Formula One continues its Asian tour with a visit to the Bahrain International Circuit which host the second round of this year’s championship. Sebastian Vettel leads the Drivers' Championship standings with a surprise victory in the season-opener.
Ferrari have dominated the proceedings so far this weekend, securing a one-two starting position for today’s race. Sebastian Vettel will start his 200th Grand Prix from the pole position while Kimi Räikkönen’s second place meant his first ever front row start on the Sakhir circuit.
Other than routine maintenance no changes of significance have been made. However, FIA reviewed the effectiveness of the DRS zones. The DRS sectors are the same, but 100m were added to the second zone. The detection point of the first zone is 10m before Turn Nine and the activation point is 50m after Turn 10. The second zone’s detection point is 108m before Turn 14, with activation occurring 170m after Turn 15.
This is the 14th Bahrain Grand Prix. The first event took place in 2004 and it has been held every year since except 2011. The 2011 event was cancelled because of civil unrest which was part of the revolutionary wave, the Arab Spring.
Despite never having won the Bahrain Grand Prix, Kimi Räikkönen has more podium appearances at this race than any other driver. His eight podiums comprise three third places and five seconds.
Sebastian Vettel will complete his 200th Grand Prix start in Bahrain, mirroring Mark Webber and Fernando Alonso who also made their 200th start on the Sakhir circuit.
Four drivers are making a Bahrain Grand Prix debut this weekend – though all four have raced previously at the Bahrain International Circuit. Sergey Sirotkin and Pierre Gasly both contested all four GP2 Championship races across two events in 2015, with Gasly taking pole position at the November meeting. Charles Leclerc raced here last year at the Formula 2 season opener, finishing third in the Feature race and winning the Sprint.

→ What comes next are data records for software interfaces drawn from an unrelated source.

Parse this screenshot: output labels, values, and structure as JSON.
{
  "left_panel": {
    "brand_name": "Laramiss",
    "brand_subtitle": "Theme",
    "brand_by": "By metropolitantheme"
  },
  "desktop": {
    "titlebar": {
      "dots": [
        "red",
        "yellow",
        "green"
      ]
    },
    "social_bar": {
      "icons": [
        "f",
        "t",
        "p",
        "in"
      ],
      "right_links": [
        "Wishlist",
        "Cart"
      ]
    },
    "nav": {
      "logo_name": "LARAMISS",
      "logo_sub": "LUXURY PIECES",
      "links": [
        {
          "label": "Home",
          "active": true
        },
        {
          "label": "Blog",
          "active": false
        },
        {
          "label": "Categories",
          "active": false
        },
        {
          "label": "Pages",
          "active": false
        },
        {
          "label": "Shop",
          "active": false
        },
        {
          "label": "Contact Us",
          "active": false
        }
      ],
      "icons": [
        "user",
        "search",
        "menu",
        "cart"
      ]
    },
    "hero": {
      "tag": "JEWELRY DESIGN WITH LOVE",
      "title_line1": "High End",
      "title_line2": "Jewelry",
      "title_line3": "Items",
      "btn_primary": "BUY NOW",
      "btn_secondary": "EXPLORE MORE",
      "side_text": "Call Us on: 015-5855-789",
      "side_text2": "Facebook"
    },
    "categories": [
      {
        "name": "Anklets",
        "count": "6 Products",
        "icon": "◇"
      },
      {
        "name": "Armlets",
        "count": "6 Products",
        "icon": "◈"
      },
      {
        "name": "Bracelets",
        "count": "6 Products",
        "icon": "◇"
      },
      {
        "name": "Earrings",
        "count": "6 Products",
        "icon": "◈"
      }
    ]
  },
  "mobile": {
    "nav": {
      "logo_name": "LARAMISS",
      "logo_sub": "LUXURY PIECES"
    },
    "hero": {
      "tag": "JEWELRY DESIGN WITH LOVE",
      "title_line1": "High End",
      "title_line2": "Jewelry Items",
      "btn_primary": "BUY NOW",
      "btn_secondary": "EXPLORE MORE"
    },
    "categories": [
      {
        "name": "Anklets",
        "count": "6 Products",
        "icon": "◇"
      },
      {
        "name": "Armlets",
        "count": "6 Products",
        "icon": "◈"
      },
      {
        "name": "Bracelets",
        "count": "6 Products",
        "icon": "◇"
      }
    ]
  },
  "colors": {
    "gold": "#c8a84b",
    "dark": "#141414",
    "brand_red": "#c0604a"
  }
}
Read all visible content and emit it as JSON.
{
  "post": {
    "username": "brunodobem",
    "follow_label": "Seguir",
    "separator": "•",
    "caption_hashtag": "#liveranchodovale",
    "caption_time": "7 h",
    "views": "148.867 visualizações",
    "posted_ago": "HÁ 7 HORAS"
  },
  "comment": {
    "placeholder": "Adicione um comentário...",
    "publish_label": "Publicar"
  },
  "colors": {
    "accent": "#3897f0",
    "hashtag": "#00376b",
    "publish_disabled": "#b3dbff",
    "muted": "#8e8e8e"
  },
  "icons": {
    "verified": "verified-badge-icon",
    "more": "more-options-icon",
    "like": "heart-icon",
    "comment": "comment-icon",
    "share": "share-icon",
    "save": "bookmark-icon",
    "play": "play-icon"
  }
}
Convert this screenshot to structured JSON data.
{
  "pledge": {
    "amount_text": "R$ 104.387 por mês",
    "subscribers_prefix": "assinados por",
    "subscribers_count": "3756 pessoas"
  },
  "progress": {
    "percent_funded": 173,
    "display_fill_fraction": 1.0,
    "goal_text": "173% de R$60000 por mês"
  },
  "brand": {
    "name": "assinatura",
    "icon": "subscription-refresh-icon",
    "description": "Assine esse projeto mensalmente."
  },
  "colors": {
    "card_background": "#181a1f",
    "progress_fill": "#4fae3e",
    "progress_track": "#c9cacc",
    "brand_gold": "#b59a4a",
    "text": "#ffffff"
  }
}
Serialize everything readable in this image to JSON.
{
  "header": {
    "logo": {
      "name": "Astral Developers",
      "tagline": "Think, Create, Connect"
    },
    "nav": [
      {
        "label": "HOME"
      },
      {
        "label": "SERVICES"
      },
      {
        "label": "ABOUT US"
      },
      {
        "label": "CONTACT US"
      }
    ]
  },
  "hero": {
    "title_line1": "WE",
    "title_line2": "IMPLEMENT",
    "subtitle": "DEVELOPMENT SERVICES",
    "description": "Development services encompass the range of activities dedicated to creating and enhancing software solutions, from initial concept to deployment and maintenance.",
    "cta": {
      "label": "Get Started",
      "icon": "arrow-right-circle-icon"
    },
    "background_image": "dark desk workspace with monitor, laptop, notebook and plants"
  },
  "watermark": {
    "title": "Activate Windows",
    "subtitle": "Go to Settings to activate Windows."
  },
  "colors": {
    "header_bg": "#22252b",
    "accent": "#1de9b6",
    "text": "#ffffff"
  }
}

Brandon Harley was racing in the WEC round during his visits to the circuit.
Valtteri Bottas secured his maiden pole position in Bahrain last year. Starting from pole has not always been useful in Bahrain as only five pole position driver managed to convert the best starting place into an actual race victory.
Dr Gerd Ennser, Paolo Longoni and Danny Sullivan work as race stewards at the 2018 Bahrain Grand Prix.
There are five different individual tracks and a drag strip on the Bahrain International Circuit.
Podium celebrations in Bahrain are characterised by the spraying of Waard as a substitute for the traditional champagne, in accordance with local custom. Waard is a blend of rose water, locally produced pomegranate juice and sparkling water that is blended and bottled locally, specifically for the Grand Prix weekend.